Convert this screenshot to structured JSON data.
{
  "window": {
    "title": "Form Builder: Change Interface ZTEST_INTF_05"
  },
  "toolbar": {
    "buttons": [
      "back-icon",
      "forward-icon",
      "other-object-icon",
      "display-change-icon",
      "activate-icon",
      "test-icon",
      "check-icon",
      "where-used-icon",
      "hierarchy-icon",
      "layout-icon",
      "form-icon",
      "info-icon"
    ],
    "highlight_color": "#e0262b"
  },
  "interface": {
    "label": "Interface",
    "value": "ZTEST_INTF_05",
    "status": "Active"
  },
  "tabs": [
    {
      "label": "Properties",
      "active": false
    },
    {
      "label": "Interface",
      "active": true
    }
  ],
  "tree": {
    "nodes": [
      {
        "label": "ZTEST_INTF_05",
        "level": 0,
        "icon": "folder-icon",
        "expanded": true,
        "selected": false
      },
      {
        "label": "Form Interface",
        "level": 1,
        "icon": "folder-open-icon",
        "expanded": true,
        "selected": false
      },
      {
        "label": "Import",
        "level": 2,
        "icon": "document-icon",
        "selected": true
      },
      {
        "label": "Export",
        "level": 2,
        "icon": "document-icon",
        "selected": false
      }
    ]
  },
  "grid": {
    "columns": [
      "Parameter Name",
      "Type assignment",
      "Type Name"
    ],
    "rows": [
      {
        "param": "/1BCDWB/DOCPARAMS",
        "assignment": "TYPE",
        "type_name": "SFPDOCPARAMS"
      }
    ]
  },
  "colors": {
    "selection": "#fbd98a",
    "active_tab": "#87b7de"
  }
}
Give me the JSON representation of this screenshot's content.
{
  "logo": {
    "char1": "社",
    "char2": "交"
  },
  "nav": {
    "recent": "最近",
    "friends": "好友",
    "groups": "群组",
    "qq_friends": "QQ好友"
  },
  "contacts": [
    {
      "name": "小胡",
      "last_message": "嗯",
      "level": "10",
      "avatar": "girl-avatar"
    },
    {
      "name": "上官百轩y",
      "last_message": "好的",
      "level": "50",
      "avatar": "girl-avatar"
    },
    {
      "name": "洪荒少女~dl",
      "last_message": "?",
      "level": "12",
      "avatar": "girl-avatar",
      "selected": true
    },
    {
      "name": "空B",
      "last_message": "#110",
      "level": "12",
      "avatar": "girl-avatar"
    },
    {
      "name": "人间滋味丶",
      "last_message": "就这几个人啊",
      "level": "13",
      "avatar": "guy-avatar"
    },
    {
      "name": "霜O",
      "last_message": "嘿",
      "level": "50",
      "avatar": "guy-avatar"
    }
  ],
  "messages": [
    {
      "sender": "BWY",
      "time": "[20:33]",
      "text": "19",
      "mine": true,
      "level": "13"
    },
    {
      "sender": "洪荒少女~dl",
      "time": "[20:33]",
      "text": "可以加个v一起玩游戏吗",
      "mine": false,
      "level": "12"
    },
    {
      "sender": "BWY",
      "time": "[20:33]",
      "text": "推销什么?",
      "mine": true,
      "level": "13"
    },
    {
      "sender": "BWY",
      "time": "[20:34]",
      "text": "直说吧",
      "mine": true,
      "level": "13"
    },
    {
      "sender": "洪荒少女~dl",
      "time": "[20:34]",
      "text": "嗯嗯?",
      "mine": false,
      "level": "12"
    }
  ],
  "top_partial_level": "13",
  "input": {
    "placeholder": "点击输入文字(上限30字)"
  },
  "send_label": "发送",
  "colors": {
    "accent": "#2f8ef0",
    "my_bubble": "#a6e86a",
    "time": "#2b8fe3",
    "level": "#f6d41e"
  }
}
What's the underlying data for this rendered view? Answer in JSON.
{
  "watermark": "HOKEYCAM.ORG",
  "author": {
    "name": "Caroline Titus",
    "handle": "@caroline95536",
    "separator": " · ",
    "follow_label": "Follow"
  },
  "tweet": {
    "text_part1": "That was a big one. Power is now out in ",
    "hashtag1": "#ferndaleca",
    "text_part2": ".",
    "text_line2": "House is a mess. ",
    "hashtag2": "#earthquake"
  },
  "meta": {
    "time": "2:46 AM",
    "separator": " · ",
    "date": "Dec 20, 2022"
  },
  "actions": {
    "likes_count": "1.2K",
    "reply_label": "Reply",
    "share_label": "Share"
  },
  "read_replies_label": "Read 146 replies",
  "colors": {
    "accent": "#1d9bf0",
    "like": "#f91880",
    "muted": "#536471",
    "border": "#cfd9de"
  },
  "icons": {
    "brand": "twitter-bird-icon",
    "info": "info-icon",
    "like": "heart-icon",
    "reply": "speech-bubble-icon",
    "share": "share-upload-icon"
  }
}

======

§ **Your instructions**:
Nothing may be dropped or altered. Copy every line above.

§ **Output of the exercise**:
Convert this screenshot to structured JSON data.
{
  "window": {
    "title": "Form Builder: Change Interface ZTEST_INTF_05"
  },
  "toolbar": {
    "buttons": [
      "back-icon",
      "forward-icon",
      "other-object-icon",
      "display-change-icon",
      "activate-icon",
      "test-icon",
      "check-icon",
      "where-used-icon",
      "hierarchy-icon",
      "layout-icon",
      "form-icon",
      "info-icon"
    ],
    "highlight_color": "#e0262b"
  },
  "interface": {
    "label": "Interface",
    "value": "ZTEST_INTF_05",
    "status": "Active"
  },
  "tabs": [
    {
      "label": "Properties",
      "active": false
    },
    {
      "label": "Interface",
      "active": true
    }
  ],
  "tree": {
    "nodes": [
      {
        "label": "ZTEST_INTF_05",
        "level": 0,
        "icon": "folder-icon",
        "expanded": true,
        "selected": false
      },
      {
        "label": "Form Interface",
        "level": 1,
        "icon": "folder-open-icon",
        "expanded": true,
        "selected": false
      },
      {
        "label": "Import",
        "level": 2,
        "icon": "document-icon",
        "selected": true
      },
      {
        "label": "Export",
        "level": 2,
        "icon": "document-icon",
        "selected": false
      }
    ]
  },
  "grid": {
    "columns": [
      "Parameter Name",
      "Type assignment",
      "Type Name"
    ],
    "rows": [
      {
        "param": "/1BCDWB/DOCPARAMS",
        "assignment": "TYPE",
        "type_name": "SFPDOCPARAMS"
      }
    ]
  },
  "colors": {
    "selection": "#fbd98a",
    "active_tab": "#87b7de"
  }
}
Give me the JSON representation of this screenshot's content.
{
  "logo": {
    "char1": "社",
    "char2": "交"
  },
  "nav": {
    "recent": "最近",
    "friends": "好友",
    "groups": "群组",
    "qq_friends": "QQ好友"
  },
  "contacts": [
    {
      "name": "小胡",
      "last_message": "嗯",
      "level": "10",
      "avatar": "girl-avatar"
    },
    {
      "name": "上官百轩y",
      "last_message": "好的",
      "level": "50",
      "avatar": "girl-avatar"
    },
    {
      "name": "洪荒少女~dl",
      "last_message": "?",
      "level": "12",
      "avatar": "girl-avatar",
      "selected": true
    },
    {
      "name": "空B",
      "last_message": "#110",
      "level": "12",
      "avatar": "girl-avatar"
    },
    {
      "name": "人间滋味丶",
      "last_message": "就这几个人啊",
      "level": "13",
      "avatar": "guy-avatar"
    },
    {
      "name": "霜O",
      "last_message": "嘿",
      "level": "50",
      "avatar": "guy-avatar"
    }
  ],
  "messages": [
    {
      "sender": "BWY",
      "time": "[20:33]",
      "text": "19",
      "mine": true,
      "level": "13"
    },
    {
      "sender": "洪荒少女~dl",
      "time": "[20:33]",
      "text": "可以加个v一起玩游戏吗",
      "mine": false,
      "level": "12"
    },
    {
      "sender": "BWY",
      "time": "[20:33]",
      "text": "推销什么?",
      "mine": true,
      "level": "13"
    },
    {
      "sender": "BWY",
      "time": "[20:34]",
      "text": "直说吧",
      "mine": true,
      "level": "13"
    },
    {
      "sender": "洪荒少女~dl",
      "time": "[20:34]",
      "text": "嗯嗯?",
      "mine": false,
      "level": "12"
    }
  ],
  "top_partial_level": "13",
  "input": {
    "placeholder": "点击输入文字(上限30字)"
  },
  "send_label": "发送",
  "colors": {
    "accent": "#2f8ef0",
    "my_bubble": "#a6e86a",
    "time": "#2b8fe3",
    "level": "#f6d41e"
  }
}
What's the underlying data for this rendered view? Answer in JSON.
{
  "watermark": "HOKEYCAM.ORG",
  "author": {
    "name": "Caroline Titus",
    "handle": "@caroline95536",
    "separator": " · ",
    "follow_label": "Follow"
  },
  "tweet": {
    "text_part1": "That was a big one. Power is now out in ",
    "hashtag1": "#ferndaleca",
    "text_part2": ".",
    "text_line2": "House is a mess. ",
    "hashtag2": "#earthquake"
  },
  "meta": {
    "time": "2:46 AM",
    "separator": " · ",
    "date": "Dec 20, 2022"
  },
  "actions": {
    "likes_count": "1.2K",
    "reply_label": "Reply",
    "share_label": "Share"
  },
  "read_replies_label": "Read 146 replies",
  "colors": {
    "accent": "#1d9bf0",
    "like": "#f91880",
    "muted": "#536471",
    "border": "#cfd9de"
  },
  "icons": {
    "brand": "twitter-bird-icon",
    "info": "info-icon",
    "like": "heart-icon",
    "reply": "speech-bubble-icon",
    "share": "share-upload-icon"
  }
}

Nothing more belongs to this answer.